**PROVIDED DATA**:
──────────────────────────────

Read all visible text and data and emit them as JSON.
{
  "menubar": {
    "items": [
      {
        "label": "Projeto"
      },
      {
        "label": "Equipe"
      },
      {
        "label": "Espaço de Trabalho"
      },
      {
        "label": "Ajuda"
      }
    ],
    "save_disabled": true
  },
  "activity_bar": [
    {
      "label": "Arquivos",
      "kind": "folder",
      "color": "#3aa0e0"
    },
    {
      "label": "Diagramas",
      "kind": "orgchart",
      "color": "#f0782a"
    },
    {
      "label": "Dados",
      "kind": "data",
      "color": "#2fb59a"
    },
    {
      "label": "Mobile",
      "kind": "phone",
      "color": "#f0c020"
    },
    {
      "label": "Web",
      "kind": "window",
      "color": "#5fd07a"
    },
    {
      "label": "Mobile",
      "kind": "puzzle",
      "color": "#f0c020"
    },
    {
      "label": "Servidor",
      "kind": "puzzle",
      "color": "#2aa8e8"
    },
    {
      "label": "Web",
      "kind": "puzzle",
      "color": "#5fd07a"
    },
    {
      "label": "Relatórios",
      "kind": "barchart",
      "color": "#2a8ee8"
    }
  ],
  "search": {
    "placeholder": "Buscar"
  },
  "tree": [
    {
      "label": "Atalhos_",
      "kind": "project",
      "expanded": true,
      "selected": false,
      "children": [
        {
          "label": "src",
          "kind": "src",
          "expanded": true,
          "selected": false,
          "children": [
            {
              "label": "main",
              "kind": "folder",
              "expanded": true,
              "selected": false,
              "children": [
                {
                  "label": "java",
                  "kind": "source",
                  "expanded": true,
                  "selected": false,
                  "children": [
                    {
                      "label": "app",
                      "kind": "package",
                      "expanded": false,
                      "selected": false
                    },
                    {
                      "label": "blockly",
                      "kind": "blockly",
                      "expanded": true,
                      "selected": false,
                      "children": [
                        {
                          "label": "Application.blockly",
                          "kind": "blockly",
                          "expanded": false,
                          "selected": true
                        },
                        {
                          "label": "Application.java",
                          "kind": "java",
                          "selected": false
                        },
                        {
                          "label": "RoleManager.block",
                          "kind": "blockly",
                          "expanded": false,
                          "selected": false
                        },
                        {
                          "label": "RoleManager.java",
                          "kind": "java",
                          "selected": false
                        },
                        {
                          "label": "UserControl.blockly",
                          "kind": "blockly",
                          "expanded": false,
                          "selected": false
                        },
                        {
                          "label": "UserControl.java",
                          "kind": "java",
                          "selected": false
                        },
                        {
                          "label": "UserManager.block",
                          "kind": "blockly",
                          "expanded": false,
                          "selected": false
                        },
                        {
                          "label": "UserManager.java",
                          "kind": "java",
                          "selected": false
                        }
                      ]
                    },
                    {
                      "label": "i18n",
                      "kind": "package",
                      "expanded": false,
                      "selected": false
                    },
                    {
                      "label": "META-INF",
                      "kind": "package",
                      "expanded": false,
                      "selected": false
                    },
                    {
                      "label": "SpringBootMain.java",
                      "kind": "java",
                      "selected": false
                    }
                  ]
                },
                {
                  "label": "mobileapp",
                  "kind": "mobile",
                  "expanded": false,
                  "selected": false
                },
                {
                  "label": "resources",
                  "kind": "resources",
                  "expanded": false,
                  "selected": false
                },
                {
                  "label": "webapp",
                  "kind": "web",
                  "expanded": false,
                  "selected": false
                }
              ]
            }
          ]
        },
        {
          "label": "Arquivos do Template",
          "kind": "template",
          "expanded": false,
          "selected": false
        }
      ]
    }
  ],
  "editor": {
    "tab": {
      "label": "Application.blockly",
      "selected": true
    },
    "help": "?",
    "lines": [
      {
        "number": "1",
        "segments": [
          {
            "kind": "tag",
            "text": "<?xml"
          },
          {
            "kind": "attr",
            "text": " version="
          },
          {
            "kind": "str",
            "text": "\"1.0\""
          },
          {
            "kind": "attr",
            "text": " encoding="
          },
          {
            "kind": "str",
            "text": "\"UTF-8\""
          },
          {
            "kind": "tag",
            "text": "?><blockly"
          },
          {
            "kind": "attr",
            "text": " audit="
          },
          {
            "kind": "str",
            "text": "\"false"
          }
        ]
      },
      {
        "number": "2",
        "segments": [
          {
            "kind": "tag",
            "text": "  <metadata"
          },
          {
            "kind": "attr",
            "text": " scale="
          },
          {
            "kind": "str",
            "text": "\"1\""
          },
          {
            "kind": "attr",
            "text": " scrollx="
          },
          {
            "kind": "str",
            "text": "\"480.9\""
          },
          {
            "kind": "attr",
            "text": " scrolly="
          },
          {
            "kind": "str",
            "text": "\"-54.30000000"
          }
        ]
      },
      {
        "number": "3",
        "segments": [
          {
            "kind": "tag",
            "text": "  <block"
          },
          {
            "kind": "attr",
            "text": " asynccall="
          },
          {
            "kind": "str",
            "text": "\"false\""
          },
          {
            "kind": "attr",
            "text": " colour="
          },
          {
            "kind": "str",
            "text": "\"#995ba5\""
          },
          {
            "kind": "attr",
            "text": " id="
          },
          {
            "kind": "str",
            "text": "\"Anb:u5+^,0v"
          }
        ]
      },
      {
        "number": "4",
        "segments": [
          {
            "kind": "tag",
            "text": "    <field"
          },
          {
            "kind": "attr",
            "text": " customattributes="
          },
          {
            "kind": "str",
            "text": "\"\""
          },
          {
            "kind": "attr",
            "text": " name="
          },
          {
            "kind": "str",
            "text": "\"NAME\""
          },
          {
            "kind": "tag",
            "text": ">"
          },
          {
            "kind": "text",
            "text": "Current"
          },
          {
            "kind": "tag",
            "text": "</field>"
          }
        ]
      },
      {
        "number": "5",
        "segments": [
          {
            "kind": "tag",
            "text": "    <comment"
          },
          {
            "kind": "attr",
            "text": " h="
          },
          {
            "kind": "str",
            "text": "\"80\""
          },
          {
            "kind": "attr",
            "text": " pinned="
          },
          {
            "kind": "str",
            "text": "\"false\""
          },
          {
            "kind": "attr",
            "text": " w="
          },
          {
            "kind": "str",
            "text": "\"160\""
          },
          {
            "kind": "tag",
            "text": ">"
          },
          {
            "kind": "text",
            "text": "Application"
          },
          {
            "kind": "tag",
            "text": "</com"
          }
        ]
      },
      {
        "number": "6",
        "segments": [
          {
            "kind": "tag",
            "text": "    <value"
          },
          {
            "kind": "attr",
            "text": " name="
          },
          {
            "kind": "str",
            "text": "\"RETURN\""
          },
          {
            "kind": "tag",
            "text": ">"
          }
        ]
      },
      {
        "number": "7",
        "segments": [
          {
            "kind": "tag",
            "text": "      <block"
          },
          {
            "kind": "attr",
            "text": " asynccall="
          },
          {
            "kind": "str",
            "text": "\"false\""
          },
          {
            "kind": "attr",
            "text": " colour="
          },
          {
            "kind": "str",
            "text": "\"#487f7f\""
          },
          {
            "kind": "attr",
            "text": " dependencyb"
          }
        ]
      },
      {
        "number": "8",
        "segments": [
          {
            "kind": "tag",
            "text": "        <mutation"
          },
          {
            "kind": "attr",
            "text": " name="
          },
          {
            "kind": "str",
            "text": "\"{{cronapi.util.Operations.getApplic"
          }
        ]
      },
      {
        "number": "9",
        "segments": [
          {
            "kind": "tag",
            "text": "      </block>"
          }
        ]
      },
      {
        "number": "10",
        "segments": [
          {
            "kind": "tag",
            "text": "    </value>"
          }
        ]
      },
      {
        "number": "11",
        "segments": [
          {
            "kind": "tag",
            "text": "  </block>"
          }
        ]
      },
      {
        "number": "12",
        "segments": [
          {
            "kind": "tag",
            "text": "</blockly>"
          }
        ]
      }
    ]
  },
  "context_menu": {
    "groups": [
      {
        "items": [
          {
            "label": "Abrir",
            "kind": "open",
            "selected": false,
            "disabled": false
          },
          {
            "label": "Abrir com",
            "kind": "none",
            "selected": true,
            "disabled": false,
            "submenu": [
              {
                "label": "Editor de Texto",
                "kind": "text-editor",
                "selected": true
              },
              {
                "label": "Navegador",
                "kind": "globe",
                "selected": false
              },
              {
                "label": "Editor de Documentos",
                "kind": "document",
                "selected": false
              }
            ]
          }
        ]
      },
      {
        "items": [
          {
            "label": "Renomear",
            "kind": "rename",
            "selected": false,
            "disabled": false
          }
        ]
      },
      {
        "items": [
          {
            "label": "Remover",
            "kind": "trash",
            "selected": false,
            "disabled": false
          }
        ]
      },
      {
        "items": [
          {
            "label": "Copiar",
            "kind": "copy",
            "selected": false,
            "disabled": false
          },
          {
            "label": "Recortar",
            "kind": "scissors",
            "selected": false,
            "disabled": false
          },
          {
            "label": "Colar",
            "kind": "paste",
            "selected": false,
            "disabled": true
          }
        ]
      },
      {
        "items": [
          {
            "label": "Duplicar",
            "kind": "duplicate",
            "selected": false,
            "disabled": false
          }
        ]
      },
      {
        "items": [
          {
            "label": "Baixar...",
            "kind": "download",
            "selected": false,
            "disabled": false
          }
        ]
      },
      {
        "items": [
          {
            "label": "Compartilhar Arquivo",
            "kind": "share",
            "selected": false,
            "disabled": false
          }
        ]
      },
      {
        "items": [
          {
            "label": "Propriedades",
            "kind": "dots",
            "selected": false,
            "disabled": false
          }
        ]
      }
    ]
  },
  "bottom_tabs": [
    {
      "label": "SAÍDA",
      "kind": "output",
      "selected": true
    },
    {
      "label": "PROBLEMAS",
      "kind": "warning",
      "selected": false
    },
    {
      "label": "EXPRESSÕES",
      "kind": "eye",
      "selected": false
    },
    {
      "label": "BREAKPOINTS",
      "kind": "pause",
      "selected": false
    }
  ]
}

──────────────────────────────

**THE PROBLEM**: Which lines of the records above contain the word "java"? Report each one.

**RESULT**:
                  "label": "java",
                          "label": "Application.java",
                          "kind": "java",
                          "label": "RoleManager.java",
                          "kind": "java",
                          "label": "UserControl.java",
                          "kind": "java",
                          "label": "UserManager.java",
                          "kind": "java",
                      "label": "SpringBootMain.java",
                      "kind": "java",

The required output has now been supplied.